A precise copy of the data is required, with every picture left out.
(Record excerpts Opens)
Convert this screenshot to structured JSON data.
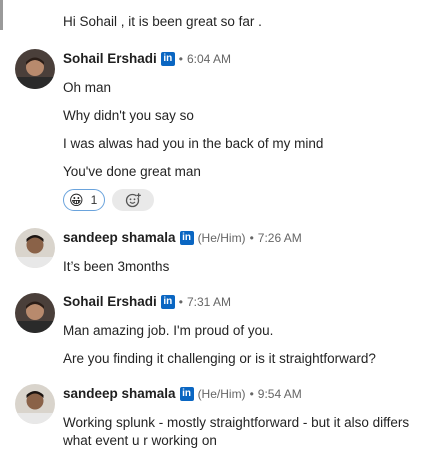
{
  "messages": [
    {
      "text": "Hi Sohail , it is been great so far ."
    },
    {
      "author": "Sohail Ershadi",
      "time": "6:04 AM",
      "lines": [
        "Oh man",
        "Why didn't you say so",
        "I was alwas had you in the back of my mind",
        "You've done great man"
      ],
      "reaction": {
        "emoji": "😀",
        "count": "1"
      }
    },
    {
      "author": "sandeep shamala",
      "pronouns": "(He/Him)",
      "time": "7:26 AM",
      "lines": [
        "It’s been 3months"
      ]
    },
    {
      "author": "Sohail Ershadi",
      "time": "7:31 AM",
      "lines": [
        "Man amazing job. I'm proud of you.",
        "Are you finding it challenging or is it straightforward?"
      ]
    },
    {
      "author": "sandeep shamala",
      "pronouns": "(He/Him)",
      "time": "9:54 AM",
      "lines": [
        "Working splunk - mostly straightforward - but it also differs what event u r working on"
      ]
    }
  ],
  "badge_text": "in",
  "separator": "•",
  "colors": {
    "linkedin_blue": "#0a66c2",
    "reaction_border": "#6aa3dc",
    "meta_gray": "#666666"
  },
  "icons": {
    "add_reaction": "add-reaction-icon",
    "premium_badge": "linkedin-badge-icon"
  }
}
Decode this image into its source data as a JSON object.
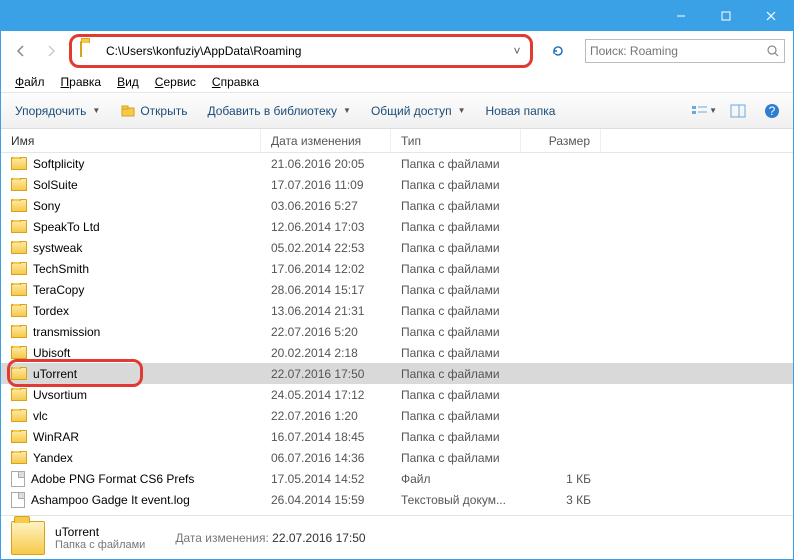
{
  "address": "C:\\Users\\konfuziy\\AppData\\Roaming",
  "search_placeholder": "Поиск: Roaming",
  "menu": {
    "file": "Файл",
    "edit": "Правка",
    "view": "Вид",
    "service": "Сервис",
    "help": "Справка"
  },
  "toolbar": {
    "organize": "Упорядочить",
    "open": "Открыть",
    "addlib": "Добавить в библиотеку",
    "share": "Общий доступ",
    "newfolder": "Новая папка"
  },
  "columns": {
    "name": "Имя",
    "date": "Дата изменения",
    "type": "Тип",
    "size": "Размер"
  },
  "rows": [
    {
      "icon": "folder",
      "name": "Softplicity",
      "date": "21.06.2016 20:05",
      "type": "Папка с файлами",
      "size": ""
    },
    {
      "icon": "folder",
      "name": "SolSuite",
      "date": "17.07.2016 11:09",
      "type": "Папка с файлами",
      "size": ""
    },
    {
      "icon": "folder",
      "name": "Sony",
      "date": "03.06.2016 5:27",
      "type": "Папка с файлами",
      "size": ""
    },
    {
      "icon": "folder",
      "name": "SpeakTo Ltd",
      "date": "12.06.2014 17:03",
      "type": "Папка с файлами",
      "size": ""
    },
    {
      "icon": "folder",
      "name": "systweak",
      "date": "05.02.2014 22:53",
      "type": "Папка с файлами",
      "size": ""
    },
    {
      "icon": "folder",
      "name": "TechSmith",
      "date": "17.06.2014 12:02",
      "type": "Папка с файлами",
      "size": ""
    },
    {
      "icon": "folder",
      "name": "TeraCopy",
      "date": "28.06.2014 15:17",
      "type": "Папка с файлами",
      "size": ""
    },
    {
      "icon": "folder",
      "name": "Tordex",
      "date": "13.06.2014 21:31",
      "type": "Папка с файлами",
      "size": ""
    },
    {
      "icon": "folder",
      "name": "transmission",
      "date": "22.07.2016 5:20",
      "type": "Папка с файлами",
      "size": ""
    },
    {
      "icon": "folder",
      "name": "Ubisoft",
      "date": "20.02.2014 2:18",
      "type": "Папка с файлами",
      "size": ""
    },
    {
      "icon": "folder",
      "name": "uTorrent",
      "date": "22.07.2016 17:50",
      "type": "Папка с файлами",
      "size": "",
      "selected": true
    },
    {
      "icon": "folder",
      "name": "Uvsortium",
      "date": "24.05.2014 17:12",
      "type": "Папка с файлами",
      "size": ""
    },
    {
      "icon": "folder",
      "name": "vlc",
      "date": "22.07.2016 1:20",
      "type": "Папка с файлами",
      "size": ""
    },
    {
      "icon": "folder",
      "name": "WinRAR",
      "date": "16.07.2014 18:45",
      "type": "Папка с файлами",
      "size": ""
    },
    {
      "icon": "folder",
      "name": "Yandex",
      "date": "06.07.2016 14:36",
      "type": "Папка с файлами",
      "size": ""
    },
    {
      "icon": "file",
      "name": "Adobe PNG Format CS6 Prefs",
      "date": "17.05.2014 14:52",
      "type": "Файл",
      "size": "1 КБ"
    },
    {
      "icon": "file",
      "name": "Ashampoo Gadge It event.log",
      "date": "26.04.2014 15:59",
      "type": "Текстовый докум...",
      "size": "3 КБ"
    }
  ],
  "status": {
    "name": "uTorrent",
    "date_label": "Дата изменения:",
    "date_value": "22.07.2016 17:50",
    "sub": "Папка с файлами"
  }
}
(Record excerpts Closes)
# Final answer
Convert this screenshot to structured JSON data.
{
  "messages": [
    {
      "text": "Hi Sohail , it is been great so far ."
    },
    {
      "author": "Sohail Ershadi",
      "time": "6:04 AM",
      "lines": [
        "Oh man",
        "Why didn't you say so",
        "I was alwas had you in the back of my mind",
        "You've done great man"
      ],
      "reaction": {
        "emoji": "😀",
        "count": "1"
      }
    },
    {
      "author": "sandeep shamala",
      "pronouns": "(He/Him)",
      "time": "7:26 AM",
      "lines": [
        "It’s been 3months"
      ]
    },
    {
      "author": "Sohail Ershadi",
      "time": "7:31 AM",
      "lines": [
        "Man amazing job. I'm proud of you.",
        "Are you finding it challenging or is it straightforward?"
      ]
    },
    {
      "author": "sandeep shamala",
      "pronouns": "(He/Him)",
      "time": "9:54 AM",
      "lines": [
        "Working splunk - mostly straightforward - but it also differs what event u r working on"
      ]
    }
  ],
  "badge_text": "in",
  "separator": "•",
  "colors": {
    "linkedin_blue": "#0a66c2",
    "reaction_border": "#6aa3dc",
    "meta_gray": "#666666"
  },
  "icons": {
    "add_reaction": "add-reaction-icon",
    "premium_badge": "linkedin-badge-icon"
  }
}
Decode this image into its source data as a JSON object.
{
  "address": "C:\\Users\\konfuziy\\AppData\\Roaming",
  "search_placeholder": "Поиск: Roaming",
  "menu": {
    "file": "Файл",
    "edit": "Правка",
    "view": "Вид",
    "service": "Сервис",
    "help": "Справка"
  },
  "toolbar": {
    "organize": "Упорядочить",
    "open": "Открыть",
    "addlib": "Добавить в библиотеку",
    "share": "Общий доступ",
    "newfolder": "Новая папка"
  },
  "columns": {
    "name": "Имя",
    "date": "Дата изменения",
    "type": "Тип",
    "size": "Размер"
  },
  "rows": [
    {
      "icon": "folder",
      "name": "Softplicity",
      "date": "21.06.2016 20:05",
      "type": "Папка с файлами",
      "size": ""
    },
    {
      "icon": "folder",
      "name": "SolSuite",
      "date": "17.07.2016 11:09",
      "type": "Папка с файлами",
      "size": ""
    },
    {
      "icon": "folder",
      "name": "Sony",
      "date": "03.06.2016 5:27",
      "type": "Папка с файлами",
      "size": ""
    },
    {
      "icon": "folder",
      "name": "SpeakTo Ltd",
      "date": "12.06.2014 17:03",
      "type": "Папка с файлами",
      "size": ""
    },
    {
      "icon": "folder",
      "name": "systweak",
      "date": "05.02.2014 22:53",
      "type": "Папка с файлами",
      "size": ""
    },
    {
      "icon": "folder",
      "name": "TechSmith",
      "date": "17.06.2014 12:02",
      "type": "Папка с файлами",
      "size": ""
    },
    {
      "icon": "folder",
      "name": "TeraCopy",
      "date": "28.06.2014 15:17",
      "type": "Папка с файлами",
      "size": ""
    },
    {
      "icon": "folder",
      "name": "Tordex",
      "date": "13.06.2014 21:31",
      "type": "Папка с файлами",
      "size": ""
    },
    {
      "icon": "folder",
      "name": "transmission",
      "date": "22.07.2016 5:20",
      "type": "Папка с файлами",
      "size": ""
    },
    {
      "icon": "folder",
      "name": "Ubisoft",
      "date": "20.02.2014 2:18",
      "type": "Папка с файлами",
      "size": ""
    },
    {
      "icon": "folder",
      "name": "uTorrent",
      "date": "22.07.2016 17:50",
      "type": "Папка с файлами",
      "size": "",
      "selected": true
    },
    {
      "icon": "folder",
      "name": "Uvsortium",
      "date": "24.05.2014 17:12",
      "type": "Папка с файлами",
      "size": ""
    },
    {
      "icon": "folder",
      "name": "vlc",
      "date": "22.07.2016 1:20",
      "type": "Папка с файлами",
      "size": ""
    },
    {
      "icon": "folder",
      "name": "WinRAR",
      "date": "16.07.2014 18:45",
      "type": "Папка с файлами",
      "size": ""
    },
    {
      "icon": "folder",
      "name": "Yandex",
      "date": "06.07.2016 14:36",
      "type": "Папка с файлами",
      "size": ""
    },
    {
      "icon": "file",
      "name": "Adobe PNG Format CS6 Prefs",
      "date": "17.05.2014 14:52",
      "type": "Файл",
      "size": "1 КБ"
    },
    {
      "icon": "file",
      "name": "Ashampoo Gadge It event.log",
      "date": "26.04.2014 15:59",
      "type": "Текстовый докум...",
      "size": "3 КБ"
    }
  ],
  "status": {
    "name": "uTorrent",
    "date_label": "Дата изменения:",
    "date_value": "22.07.2016 17:50",
    "sub": "Папка с файлами"
  }
}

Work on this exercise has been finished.